He was born in Aschaffenburg, Bavaria. He studied architecture in Dresden. After finishing his studies, however, he opposed his father's wishes and decided to become a painter. In 1911, he settled in Berlin and founded a private art school with the aim of promoting the modern teachings of painting. Although the venture did not last long and ended the following year, here he discovered new motifs - city and street scenes. He painted them in a simplified manner, with sharply contoured forms, expressive features and clashing colors. The city paintings became incunables of Expressionism and made Kirchner one of the most important German artists of the 20th century.

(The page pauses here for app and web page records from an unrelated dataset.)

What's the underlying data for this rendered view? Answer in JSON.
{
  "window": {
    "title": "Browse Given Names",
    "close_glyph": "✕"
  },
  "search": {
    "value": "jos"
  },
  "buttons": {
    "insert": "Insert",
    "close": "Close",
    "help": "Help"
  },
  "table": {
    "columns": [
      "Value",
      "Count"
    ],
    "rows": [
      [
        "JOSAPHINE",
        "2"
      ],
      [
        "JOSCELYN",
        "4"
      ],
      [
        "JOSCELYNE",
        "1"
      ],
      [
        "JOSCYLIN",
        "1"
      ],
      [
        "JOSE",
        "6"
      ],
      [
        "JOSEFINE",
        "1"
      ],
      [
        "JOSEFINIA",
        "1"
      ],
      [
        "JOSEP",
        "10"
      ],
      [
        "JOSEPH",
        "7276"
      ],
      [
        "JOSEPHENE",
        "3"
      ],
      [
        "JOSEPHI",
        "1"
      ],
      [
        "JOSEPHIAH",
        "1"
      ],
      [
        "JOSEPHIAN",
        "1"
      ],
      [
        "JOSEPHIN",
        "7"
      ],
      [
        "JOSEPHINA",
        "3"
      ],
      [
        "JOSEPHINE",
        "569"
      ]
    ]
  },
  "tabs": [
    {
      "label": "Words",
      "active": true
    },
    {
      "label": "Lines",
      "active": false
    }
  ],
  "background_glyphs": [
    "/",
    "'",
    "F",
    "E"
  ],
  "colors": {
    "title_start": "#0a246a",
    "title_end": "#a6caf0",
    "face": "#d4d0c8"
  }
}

At the outbreak of the First World War in 1914, he volunteered for the military service, but left it soon enough suffering a nervous breakdown. He was released from the army at the end of 1915. In 1917, he left Germany for Switzerland, to settle in Frauenkirch near Davos. He lived in a farm house in the Alps, and mainly focused on the depiction of mountain scenery until the end of his life. There he was  appointed as the member of Prussian Academy of Fine Arts. Around 1920 his painting style calmed down, his paintings had a carpet-like two dimensionality. In 1923 he moved to the "Haus auf dem Wildboden" at the entrance of the Sertig Valley. In 1933, he was labelled a "degenerate artist" by the Nazis, over 600 of his works were confiscated from public museums in Germany and were sold or destroyed. In 1938, the psychological trauma of these events, along with the Nazi occupation of Austria, close to his Sertig Valley home, led him to commit suicide on June 15, 1938.